Young children obviously need the love of adults to ensure their material needs are met. But – as is now clear from a mountain of academic literature on the significance of ‘secure attachment’ – loving care is also vital for healthy social and emotional development. The pile of academic literature on the significance of play for physical, emotional, social and cognitive development hasn’t yet achieved mountainous proportions because the science of play is still in its infancy, but it’s growing by the day.
Yet both secure attachment and play are seriously threatened by massive lifestyle changes over the last few decades. Most 21st century children now spend many hours each day in out-of-home care which, due to economic constraints, is of hugely varying quality – and the chopping and changing usually required to cover modern parents’ working patterns seldom ensures the long-term presence of the constant, consistent ‘attachment figures’ small children need. What’s more, in today’s traffic-clogged streets where community engagement is sadly lacking, the active, social, outdoor play enjoyed by earlier generations of children has all but disappeared, especially for the under-sevens.

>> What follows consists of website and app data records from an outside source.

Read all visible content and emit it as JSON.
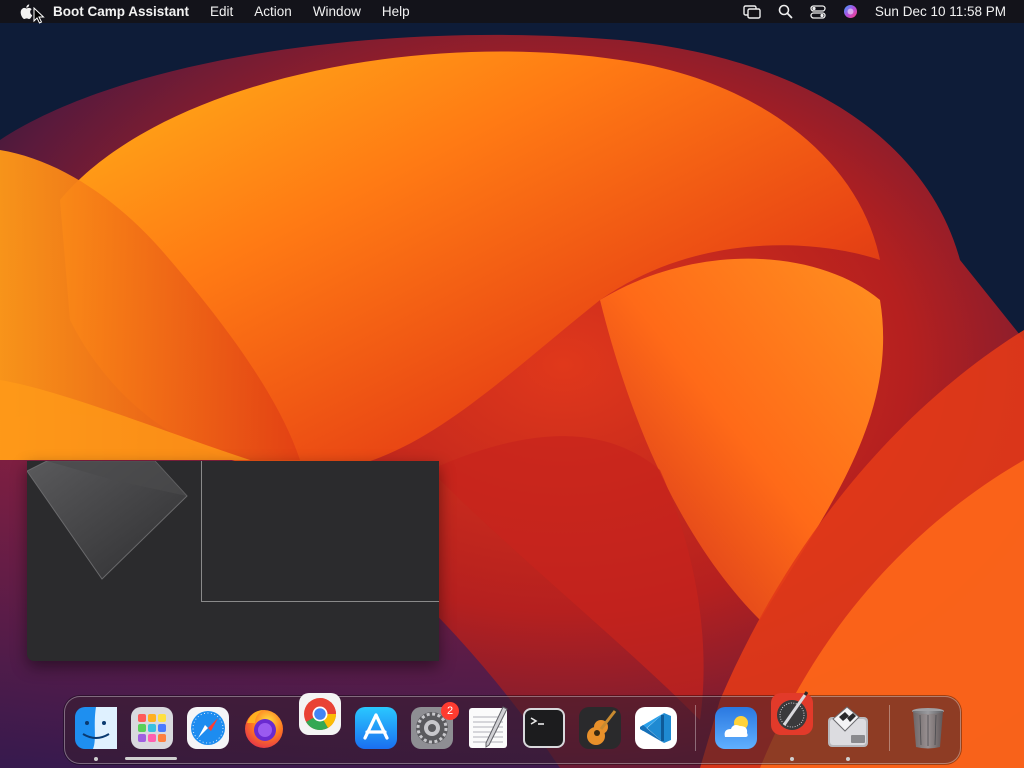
{
  "menubar": {
    "app_name": "Boot Camp Assistant",
    "menus": [
      "Edit",
      "Action",
      "Window",
      "Help"
    ],
    "clock": "Sun Dec 10  11:58 PM",
    "status_icons": [
      "screen-mirroring-icon",
      "spotlight-search-icon",
      "control-center-icon",
      "siri-icon"
    ]
  },
  "dock": {
    "apps": [
      {
        "name": "Finder",
        "icon": "finder-icon",
        "running": true
      },
      {
        "name": "Launchpad",
        "icon": "launchpad-icon",
        "running": false
      },
      {
        "name": "Safari",
        "icon": "safari-icon",
        "running": false
      },
      {
        "name": "Firefox",
        "icon": "firefox-icon",
        "running": false
      },
      {
        "name": "Google Chrome",
        "icon": "chrome-icon",
        "running": false
      },
      {
        "name": "App Store",
        "icon": "app-store-icon",
        "running": false
      },
      {
        "name": "System Settings",
        "icon": "system-settings-icon",
        "running": false,
        "badge": "2"
      },
      {
        "name": "TextEdit",
        "icon": "textedit-icon",
        "running": false
      },
      {
        "name": "Terminal",
        "icon": "terminal-icon",
        "running": false
      },
      {
        "name": "GarageBand",
        "icon": "garageband-icon",
        "running": false
      },
      {
        "name": "Visual Studio Code",
        "icon": "vscode-icon",
        "running": false
      },
      {
        "name": "Weather",
        "icon": "weather-icon",
        "running": false
      },
      {
        "name": "Instruments",
        "icon": "instruments-icon",
        "running": true
      },
      {
        "name": "Boot Camp Assistant",
        "icon": "boot-camp-icon",
        "running": true
      },
      {
        "name": "Trash",
        "icon": "trash-icon",
        "running": false
      }
    ]
  }
}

This is why two grassroots organisations have appeared in Scotland over the last five years:
- the ACE-Aware Nation movement is concerned with the centrality of positive, supportive relationships in all public services, particularly in the early years when ‘adverse childhood experiences’ have a lifelong impact

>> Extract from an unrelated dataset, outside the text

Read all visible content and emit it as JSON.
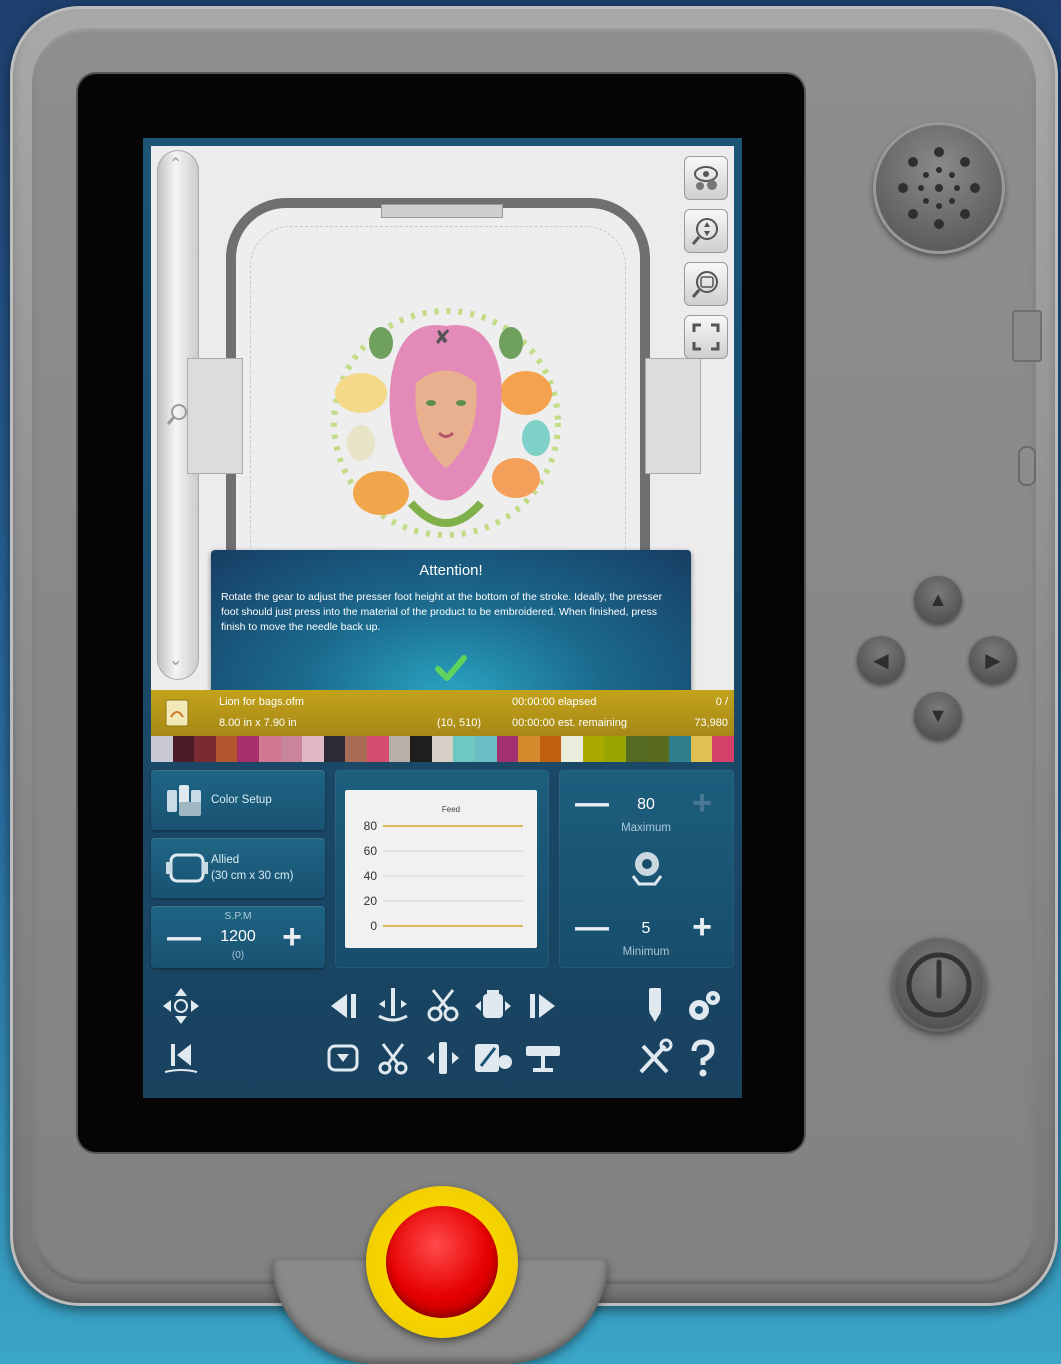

- Upstart Scotland’s campaign for a relationship-centred, play-based kindergarten stage for children aged three to seven, which aims to reinstate active, outdoor, social play at the heart of early childhood.
The reason I spend such a lot of my time these days banging out blogs about early child development is that Scotland’s politicians (and most of our educational establishment) haven’t yet recognised the extent to which times have changed. They still take it for granted that biologically primary knowledge will just ‘happen’, the way it’s always happened for children in the past – or at least for enough lucky children to keep Scotland’s cultural show on the road.

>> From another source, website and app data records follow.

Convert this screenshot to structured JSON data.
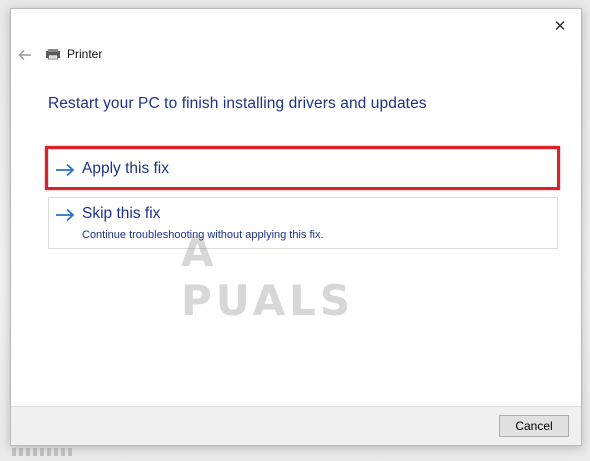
{
  "window": {
    "title": "Printer",
    "close_glyph": "✕",
    "back_icon": "back-arrow-icon",
    "title_icon": "printer-icon"
  },
  "main": {
    "heading": "Restart your PC to finish installing drivers and updates",
    "options": [
      {
        "title": "Apply this fix",
        "subtitle": "",
        "icon": "arrow-right-icon",
        "highlighted": true
      },
      {
        "title": "Skip this fix",
        "subtitle": "Continue troubleshooting without applying this fix.",
        "icon": "arrow-right-icon",
        "highlighted": false
      }
    ]
  },
  "watermark": {
    "text": "A PUALS"
  },
  "footer": {
    "cancel_label": "Cancel"
  },
  "colors": {
    "link_blue": "#1e3287",
    "arrow_blue": "#2a6fc9",
    "highlight_red": "#d6222a"
  }
}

Daring to venture
The emergence of ACE-Aware Nation and Upstart Scotland (of which I am chair) indicates that the conditions required for healthy development don’t ‘just happen’ any more. Instead, many Scottish children are passed like parcels from one carer to another during their formative years. Play has turned into sedentary, screen-based activity (or adult-supervised clubs and classes) which bears little resemblance to the outdoor, self-directed exploration and experimentation of the past.
The two organisations have a strong mutual regard and Upstart Scotland is grateful to ACE-Aware Nation’s Suzanne Zeedyk for this quotation from the originator of attachment theory, Professor John Bowlby:
Children who feel securely attached can venture off to play – outdoors with their friends – knowing they’ll return to the safe haven of caring, non-judgemental adults. If Scotland wants to rear children fit to thrive in an uncertain future, we urgently need to reform our universal services in early years to provide a 21st century version of ‘love and play’ for every child.
For the under-sevens, everyday opportunities to develop the meta-skills identified at the Skills Policy Conference are far more important than an unnecessarily early start on the three Rs. The Nordic countries have long recognised this and the success of their early years policies is reflected in their domination of international surveys of well-being. Over the last twelve months, China and Singapore have spotted it too and changed their education policies in response. In the USA, the Harvard Centre for the Developing Child constantly emphasises the significance of attachment, while the American Academy of Paediatric Health is pushing ‘The Power of Play’.
It’s time for Scotland to wake up and make sure our children are fit for the future. Whatever it brings.
Featured image by Alan McCredie
David Reedy’s Independent Review of the Scottish National Standardised Assessments at Primary 1 including recommendations for the Scottish Government.
Upstart Scotland’s Response to the Reedy Review